What can our eyes tell us about our ears?
Posted on Aug 25, 2016
September 8th has been assigned 'R U OK Day'. This is a day dedicated to checking in with friends and family to ensure they are appropriately coping with any battles life may be throwing their way. These can be anything, including the struggles and confusion of hearing loss. For anyone first undergoing any changes in their hearing, it can be scary and relatively overwhelming, so it's important to be there for them! Additionally, learning a bit about the condition, can help us help them.
Fortunately, people have been trying to understand hearing loss for hundreds of years now, so there's plenty to learn about. This article will focus on how high-resolution images can show us the inner workings of the inner ear. As it turns out, the eyes can teach us quite a bit about our ears! Let's take a look.
The value of high-res imaging on hearing solutions
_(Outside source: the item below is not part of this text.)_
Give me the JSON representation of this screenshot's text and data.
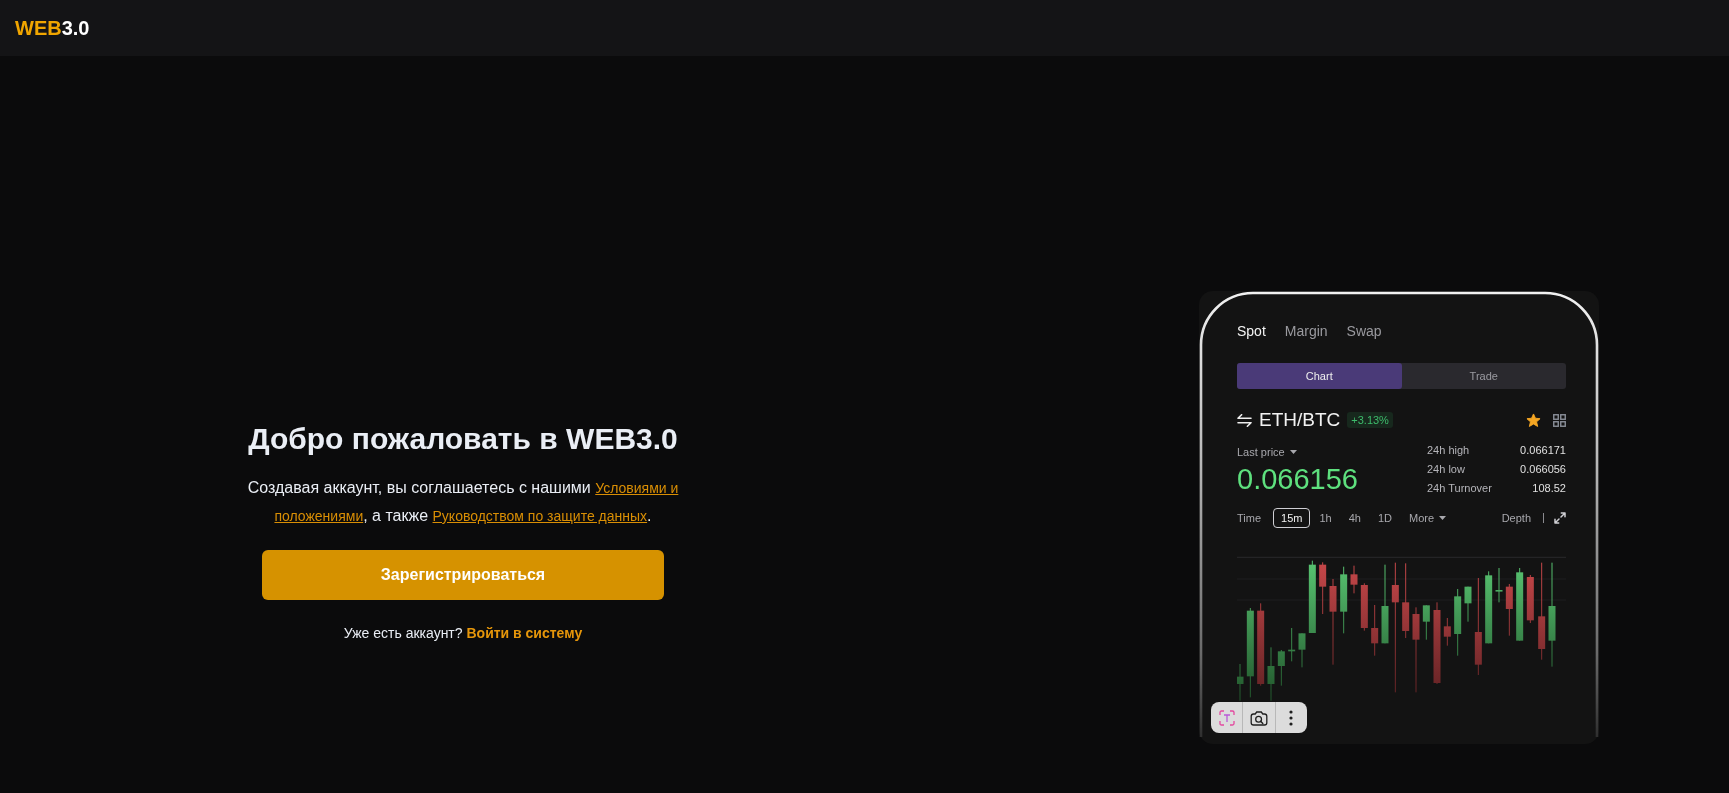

The workings of the inner ear, specifically the cochlea, has always been a challenge for audiologists to accurately determine due to its delicate nature. Invasive studies are dangerous, and therefore, it's not feasible for scientists to study living human beings without certain risks. So, for a while, audiologists only could rely on hypotheses.
That is, however, until high-resolution and 3-D imaging were used by researchers in the Department of Biomedical Engineering at Texas A&M and Stanford University to map out the intricacies of the cochlea. This image is similar to that of an ultrasound. Called an optical coherence tomography (OCT), this technology creates a sharp image of the inner ear's structure as well as the vibrations from within the cochlea. And it's producing some serious information about how the ear functions.
The never before seen findings
One of the major findings from this OCT technology has given researchers insight into the specific abilities of the cochlea. They believe that specific zones of the cochlea control different aspects of volume, as opposed to all of the cochlea's hearing processes running through it at once in the same location. For example, they're finding that one area of it amplifies sound, whereas another part narrows the frequency band. Before it was believed that these were all controlled together.
This information is important because it helps researchers better understand the inner workings of the ear, so hearing solutions can be more targeted towards the specific needs of the user.
Interested in learning more? Speak with our team of experienced audiologists to help get a better understanding of how you can help your loved one's hearing. Click here to make a booking for a FREE* hearing test, or call us on 1300 308 125 today.